Özden, Aysu
Cold gas propulsion systems are mainly used for attitude control purposes for space applications since 1960s due to their advantages in cost effectiveness, simplicity, availability, etc. It is important to investigate transient behavior of the thruster of these systems since they operate in a very short period of time, in the order of milliseconds. Both depressurization of the tank and expansion of thrusters to the vacuum, in order to obtain optimum performance in space, result into obtaining low temperatures both in thrust chamber and at the exit section of the nozzle. As a result, propellant’s behavior may diverge from being ideal. Therefore, investigation of real gas effects numerically and comparison with experimental results may give proper information in preliminary design phase. Throughout this thesis, performance tests are fulfilled in a vacuum chamber in order to simulate space conditions for the thruster. Computational fluid dynamics analyses are carried out for ideal gas, Peng-Robinson gas and van der Waals gas models to compare analyses results with experimental data.
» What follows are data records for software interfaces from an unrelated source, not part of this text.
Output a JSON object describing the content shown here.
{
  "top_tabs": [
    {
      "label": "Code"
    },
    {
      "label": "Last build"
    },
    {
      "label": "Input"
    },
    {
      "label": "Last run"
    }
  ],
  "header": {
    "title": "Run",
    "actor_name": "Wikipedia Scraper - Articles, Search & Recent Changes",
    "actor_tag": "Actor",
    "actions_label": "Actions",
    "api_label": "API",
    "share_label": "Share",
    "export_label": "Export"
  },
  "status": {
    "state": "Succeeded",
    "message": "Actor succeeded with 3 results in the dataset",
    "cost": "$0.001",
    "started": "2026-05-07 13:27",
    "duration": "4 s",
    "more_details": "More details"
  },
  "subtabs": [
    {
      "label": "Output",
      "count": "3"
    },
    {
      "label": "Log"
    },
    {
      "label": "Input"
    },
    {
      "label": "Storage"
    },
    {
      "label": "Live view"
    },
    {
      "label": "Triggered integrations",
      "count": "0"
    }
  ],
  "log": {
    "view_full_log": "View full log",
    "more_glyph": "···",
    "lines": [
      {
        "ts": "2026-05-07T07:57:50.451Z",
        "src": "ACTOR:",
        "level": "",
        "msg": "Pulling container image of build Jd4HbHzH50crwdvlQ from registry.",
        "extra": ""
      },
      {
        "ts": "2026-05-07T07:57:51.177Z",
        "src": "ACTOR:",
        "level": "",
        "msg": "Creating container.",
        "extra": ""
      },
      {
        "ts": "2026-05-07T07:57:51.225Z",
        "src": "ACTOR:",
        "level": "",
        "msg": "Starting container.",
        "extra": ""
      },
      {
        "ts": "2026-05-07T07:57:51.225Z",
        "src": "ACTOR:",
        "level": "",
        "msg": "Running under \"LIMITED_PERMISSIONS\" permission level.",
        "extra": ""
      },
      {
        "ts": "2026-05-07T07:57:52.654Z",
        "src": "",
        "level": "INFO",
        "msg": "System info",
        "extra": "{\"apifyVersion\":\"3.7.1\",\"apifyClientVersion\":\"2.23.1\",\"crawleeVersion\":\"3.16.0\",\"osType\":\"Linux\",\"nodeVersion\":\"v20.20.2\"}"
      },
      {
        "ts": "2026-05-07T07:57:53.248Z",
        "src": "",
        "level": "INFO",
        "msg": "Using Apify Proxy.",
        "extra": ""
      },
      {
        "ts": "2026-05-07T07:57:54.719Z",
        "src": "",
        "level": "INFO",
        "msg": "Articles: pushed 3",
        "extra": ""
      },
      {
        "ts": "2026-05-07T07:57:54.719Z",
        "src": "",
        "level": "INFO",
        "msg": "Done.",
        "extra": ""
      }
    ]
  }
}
Open source mesh generator Salome and open source RANS solver SU2 are used for CFD analyses. Results show while real gas models are more accurate to catch pressure peak at the beginning of the operation, all gas models are good enough to provide time require to reach steady state for the thruster for both nominal and low temperature operating conditions. They are also good at predicting time dependent and steady state thrust.